Dataset items:

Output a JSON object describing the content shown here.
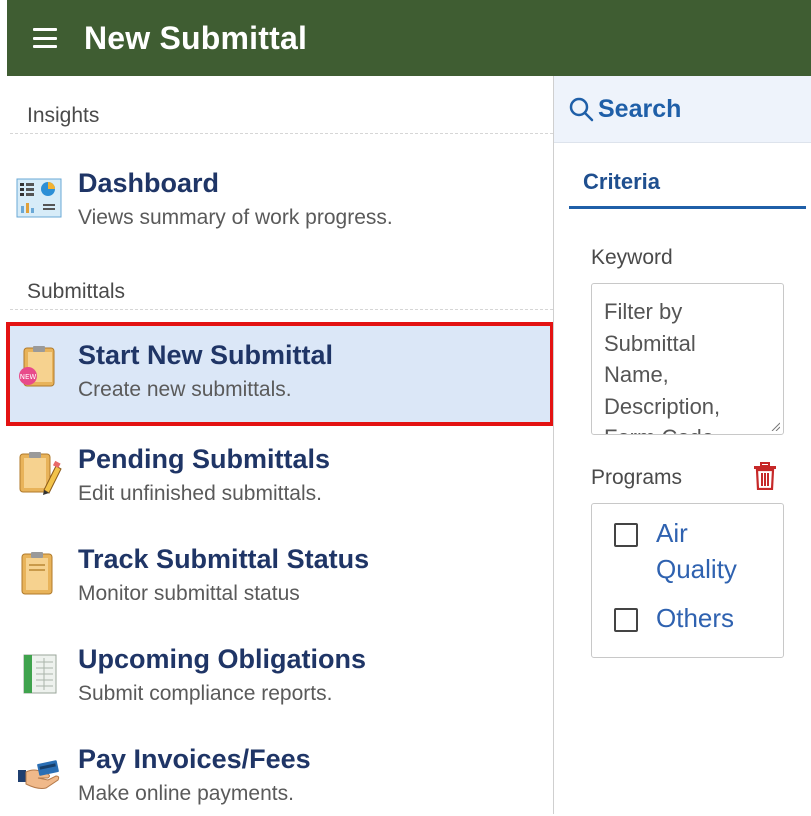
{
  "header": {
    "title": "New Submittal"
  },
  "sections": {
    "insights": "Insights",
    "submittals": "Submittals"
  },
  "menu": [
    {
      "title": "Dashboard",
      "desc": "Views summary of work progress."
    },
    {
      "title": "Start New Submittal",
      "desc": "Create new submittals."
    },
    {
      "title": "Pending Submittals",
      "desc": "Edit unfinished submittals."
    },
    {
      "title": "Track Submittal Status",
      "desc": "Monitor submittal status"
    },
    {
      "title": "Upcoming Obligations",
      "desc": "Submit compliance reports."
    },
    {
      "title": "Pay Invoices/Fees",
      "desc": "Make online payments."
    }
  ],
  "search": {
    "label": "Search",
    "criteria_tab": "Criteria",
    "keyword_label": "Keyword",
    "keyword_placeholder_lines": [
      "Filter by",
      "Submittal",
      "Name,",
      "Description,",
      "Form Code"
    ],
    "programs_label": "Programs",
    "programs": [
      {
        "label_lines": [
          "Air",
          "Quality"
        ],
        "checked": false
      },
      {
        "label_lines": [
          "Others"
        ],
        "checked": false
      }
    ]
  },
  "colors": {
    "header_bg": "#3f5d32",
    "accent": "#1f3566",
    "link": "#2f62b0",
    "highlight": "#e31212"
  }
}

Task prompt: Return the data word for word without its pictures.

Output of the task:
Output a JSON object describing the content shown here.
{
  "header": {
    "title": "New Submittal"
  },
  "sections": {
    "insights": "Insights",
    "submittals": "Submittals"
  },
  "menu": [
    {
      "title": "Dashboard",
      "desc": "Views summary of work progress."
    },
    {
      "title": "Start New Submittal",
      "desc": "Create new submittals."
    },
    {
      "title": "Pending Submittals",
      "desc": "Edit unfinished submittals."
    },
    {
      "title": "Track Submittal Status",
      "desc": "Monitor submittal status"
    },
    {
      "title": "Upcoming Obligations",
      "desc": "Submit compliance reports."
    },
    {
      "title": "Pay Invoices/Fees",
      "desc": "Make online payments."
    }
  ],
  "search": {
    "label": "Search",
    "criteria_tab": "Criteria",
    "keyword_label": "Keyword",
    "keyword_placeholder_lines": [
      "Filter by",
      "Submittal",
      "Name,",
      "Description,",
      "Form Code"
    ],
    "programs_label": "Programs",
    "programs": [
      {
        "label_lines": [
          "Air",
          "Quality"
        ],
        "checked": false
      },
      {
        "label_lines": [
          "Others"
        ],
        "checked": false
      }
    ]
  },
  "colors": {
    "header_bg": "#3f5d32",
    "accent": "#1f3566",
    "link": "#2f62b0",
    "highlight": "#e31212"
  }
}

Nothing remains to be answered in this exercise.